First Solar (FSLR)
First Solar remains a company and stock rife with speculative chatter and analyst commentary, but no new news coming directly from the horse's mouth. On June 24th ("First Solar Earnings Run"), I dove into the bandwagon and made a case for playing a run into earnings at the end of July. It only took 3 more trading days for FSLR to break the 8% stop I marked for those who wanted closer to the typical 1:3 risk/reward trade. On Thursday, in a stroke of blind luck on a holiday-shortened trading day, FSLR missed the 20% stop by a few pennies before soaring twenty points back up (almost 9%). Through all of the churn, FSLR's daily trading volume remains well below the 90-day average, leaving me less willing to attach much meaning to these moves. In the meantime, I buffered my position with puts, but I have now sold all but one. If Thursday's low breaks, the next potential support is at the 200DMA, now sitting at $220. (Stock chart not shown).

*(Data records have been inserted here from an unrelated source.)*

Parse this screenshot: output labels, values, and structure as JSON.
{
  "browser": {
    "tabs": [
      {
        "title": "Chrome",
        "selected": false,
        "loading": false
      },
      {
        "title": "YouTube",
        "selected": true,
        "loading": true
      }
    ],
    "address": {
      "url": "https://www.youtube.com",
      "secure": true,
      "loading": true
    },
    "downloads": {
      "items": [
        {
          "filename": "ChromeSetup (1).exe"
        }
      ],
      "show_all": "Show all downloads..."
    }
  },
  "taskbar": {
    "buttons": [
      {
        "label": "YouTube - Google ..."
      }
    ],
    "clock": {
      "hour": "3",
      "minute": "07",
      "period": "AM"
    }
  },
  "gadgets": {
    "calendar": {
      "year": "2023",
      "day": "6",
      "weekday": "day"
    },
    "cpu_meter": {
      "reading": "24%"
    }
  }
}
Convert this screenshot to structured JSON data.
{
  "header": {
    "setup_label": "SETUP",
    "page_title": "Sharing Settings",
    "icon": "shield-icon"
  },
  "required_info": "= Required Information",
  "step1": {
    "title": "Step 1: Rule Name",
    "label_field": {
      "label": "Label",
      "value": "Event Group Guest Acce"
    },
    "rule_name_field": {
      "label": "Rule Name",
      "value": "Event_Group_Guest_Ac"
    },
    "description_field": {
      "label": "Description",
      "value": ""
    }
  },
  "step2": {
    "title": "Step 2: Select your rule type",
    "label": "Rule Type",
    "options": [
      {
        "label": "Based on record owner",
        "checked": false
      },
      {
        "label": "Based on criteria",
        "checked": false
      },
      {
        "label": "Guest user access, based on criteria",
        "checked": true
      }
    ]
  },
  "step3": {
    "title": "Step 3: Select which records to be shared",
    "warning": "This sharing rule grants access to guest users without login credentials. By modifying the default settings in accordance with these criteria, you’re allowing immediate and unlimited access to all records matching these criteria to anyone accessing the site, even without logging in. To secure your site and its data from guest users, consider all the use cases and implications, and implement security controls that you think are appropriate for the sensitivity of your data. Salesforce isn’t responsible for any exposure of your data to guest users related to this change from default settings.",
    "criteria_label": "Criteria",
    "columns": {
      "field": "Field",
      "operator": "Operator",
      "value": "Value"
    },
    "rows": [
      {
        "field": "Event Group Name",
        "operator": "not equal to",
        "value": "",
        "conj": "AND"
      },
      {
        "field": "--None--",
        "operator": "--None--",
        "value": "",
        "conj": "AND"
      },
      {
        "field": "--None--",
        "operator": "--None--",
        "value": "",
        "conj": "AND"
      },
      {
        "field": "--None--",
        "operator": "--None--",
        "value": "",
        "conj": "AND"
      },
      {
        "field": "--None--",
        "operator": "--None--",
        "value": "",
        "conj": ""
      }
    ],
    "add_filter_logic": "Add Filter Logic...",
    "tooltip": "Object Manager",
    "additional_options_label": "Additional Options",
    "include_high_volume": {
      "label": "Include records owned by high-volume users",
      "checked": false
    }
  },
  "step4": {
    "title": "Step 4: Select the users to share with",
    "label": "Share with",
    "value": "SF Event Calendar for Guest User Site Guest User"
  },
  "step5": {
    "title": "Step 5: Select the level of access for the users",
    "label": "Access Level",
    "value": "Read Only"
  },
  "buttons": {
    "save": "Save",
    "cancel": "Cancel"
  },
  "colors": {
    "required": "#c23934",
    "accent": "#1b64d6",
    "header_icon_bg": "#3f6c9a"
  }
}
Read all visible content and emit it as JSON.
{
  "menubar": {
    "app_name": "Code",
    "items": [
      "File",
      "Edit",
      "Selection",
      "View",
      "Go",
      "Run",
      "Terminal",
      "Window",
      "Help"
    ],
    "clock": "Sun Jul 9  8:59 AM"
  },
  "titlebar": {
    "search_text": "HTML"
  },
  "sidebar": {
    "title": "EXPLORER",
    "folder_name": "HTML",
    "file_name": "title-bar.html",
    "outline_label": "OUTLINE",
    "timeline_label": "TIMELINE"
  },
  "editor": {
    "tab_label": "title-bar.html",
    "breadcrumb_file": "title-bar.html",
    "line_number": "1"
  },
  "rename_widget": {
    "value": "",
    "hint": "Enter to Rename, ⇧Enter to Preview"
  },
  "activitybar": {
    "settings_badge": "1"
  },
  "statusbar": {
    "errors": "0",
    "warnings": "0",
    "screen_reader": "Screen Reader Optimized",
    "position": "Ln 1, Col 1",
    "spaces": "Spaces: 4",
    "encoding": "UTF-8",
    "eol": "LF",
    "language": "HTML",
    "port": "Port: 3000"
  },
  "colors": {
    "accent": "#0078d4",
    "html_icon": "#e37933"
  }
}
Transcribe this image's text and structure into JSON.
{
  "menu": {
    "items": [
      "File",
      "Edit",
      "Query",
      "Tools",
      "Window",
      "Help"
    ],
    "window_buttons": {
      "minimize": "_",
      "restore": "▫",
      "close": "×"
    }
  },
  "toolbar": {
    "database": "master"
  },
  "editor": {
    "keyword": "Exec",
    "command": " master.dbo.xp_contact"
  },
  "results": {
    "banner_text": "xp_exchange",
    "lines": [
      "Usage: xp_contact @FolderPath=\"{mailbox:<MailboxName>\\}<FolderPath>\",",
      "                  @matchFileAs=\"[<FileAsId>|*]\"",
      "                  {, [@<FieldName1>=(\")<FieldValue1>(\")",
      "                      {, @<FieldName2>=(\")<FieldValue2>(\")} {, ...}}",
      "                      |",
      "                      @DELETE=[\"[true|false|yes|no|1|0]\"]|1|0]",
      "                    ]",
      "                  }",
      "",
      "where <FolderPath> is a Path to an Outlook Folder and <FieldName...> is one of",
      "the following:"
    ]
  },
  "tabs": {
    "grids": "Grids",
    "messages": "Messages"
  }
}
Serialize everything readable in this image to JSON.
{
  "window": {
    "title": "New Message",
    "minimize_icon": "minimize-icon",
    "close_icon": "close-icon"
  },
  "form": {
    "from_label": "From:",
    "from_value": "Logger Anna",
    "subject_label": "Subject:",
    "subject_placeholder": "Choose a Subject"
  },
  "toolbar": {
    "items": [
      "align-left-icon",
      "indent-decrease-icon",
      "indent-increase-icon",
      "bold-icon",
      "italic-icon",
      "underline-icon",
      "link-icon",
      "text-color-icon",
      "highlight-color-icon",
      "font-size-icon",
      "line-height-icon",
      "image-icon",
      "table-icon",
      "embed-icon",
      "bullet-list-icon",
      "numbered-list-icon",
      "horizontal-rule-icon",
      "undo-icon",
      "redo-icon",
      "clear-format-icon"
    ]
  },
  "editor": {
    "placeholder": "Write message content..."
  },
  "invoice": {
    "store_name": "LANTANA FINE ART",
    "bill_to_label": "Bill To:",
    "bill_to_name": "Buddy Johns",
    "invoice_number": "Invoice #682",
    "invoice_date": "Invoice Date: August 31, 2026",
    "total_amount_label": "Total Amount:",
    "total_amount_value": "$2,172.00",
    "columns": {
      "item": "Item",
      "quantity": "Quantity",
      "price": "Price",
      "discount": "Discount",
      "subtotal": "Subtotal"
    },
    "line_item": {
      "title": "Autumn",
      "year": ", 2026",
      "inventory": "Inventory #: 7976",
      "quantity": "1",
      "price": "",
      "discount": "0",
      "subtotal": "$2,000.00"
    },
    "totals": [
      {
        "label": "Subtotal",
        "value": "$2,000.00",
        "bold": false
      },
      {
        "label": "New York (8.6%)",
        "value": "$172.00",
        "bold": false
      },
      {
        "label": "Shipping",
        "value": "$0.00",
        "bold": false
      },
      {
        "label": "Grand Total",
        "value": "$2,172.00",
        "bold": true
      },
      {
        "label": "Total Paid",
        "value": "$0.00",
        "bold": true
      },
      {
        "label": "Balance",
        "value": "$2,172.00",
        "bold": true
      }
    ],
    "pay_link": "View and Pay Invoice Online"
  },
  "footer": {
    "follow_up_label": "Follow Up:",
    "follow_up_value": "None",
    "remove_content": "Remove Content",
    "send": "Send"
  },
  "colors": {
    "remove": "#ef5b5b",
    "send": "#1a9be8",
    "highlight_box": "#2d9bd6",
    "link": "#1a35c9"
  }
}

We have to believe that the news risk (bad or good) is increasing on FSLR beyond the typical din that buffets solar stocks as a group. For example, so many solar companies have now announced secondaries and dilutive fundraising events in the past 2 or so months that I have to believe that FSLR is considering such a move as well. Granted, FSLR's current cash position is an enviable $680M but that is only 3.4% of the market cap. For a big-cap comparison, Cisco (CSCO) has a cash position 18% of market cap. Intel (INTC) has a cash position of 13% of market cap. FSLR insiders have been cashing in hand-over-fist. While CEO Michael Ahearn made a lot of news by dumping half of his stock through numerous sales in May, Kenneth Shultz, Executive Vice President of Advanced Development, has sold $9.5M in stock in June on top of all his other sales earlier this year. The company should be cashing in soon as well. Given the stock is now 20% off its all-time highs, FSLR might wait until it can rebuild some confidence in the stock. The next earnings report would present such an opportunity. I am purely speculating here (like everyone else has been doing on FSLR since the last earnings call), but I want to make sure I am thinking through potential catalysts for short-term price moves. Overall, the massive selling by insiders this year continues to represent a major overhang.
So, here we sit with a deeply oversold market looking for a reason to bounce. When that reason appears, I expect the solar stocks to bounce just as fast, if not faster, than they plunged with the market in the past two weeks. I will look to that bounce to reveal further which solar plays the market thinks are the survivors. Beyond the short-term, the solar industry has to work through a lot more execution risk in order to survive the on-going stock market and economic malaise. Note that while we might think that a global recession will dampen willingness to invest in solar energy, we could see the opposite. A global recession will prompt governments to scramble for pro-growth spending initiatives and investments in solar energy, and other alternatives to oil, will make for tempting targets for increasing government largesse. The companies which prove they have reduced execution risks will be prime beneficiaries.
Be careful out there!
Full disclosure: Long ESLR and TAN. Hedged long FSLR and SPWR. For other disclaimers click here.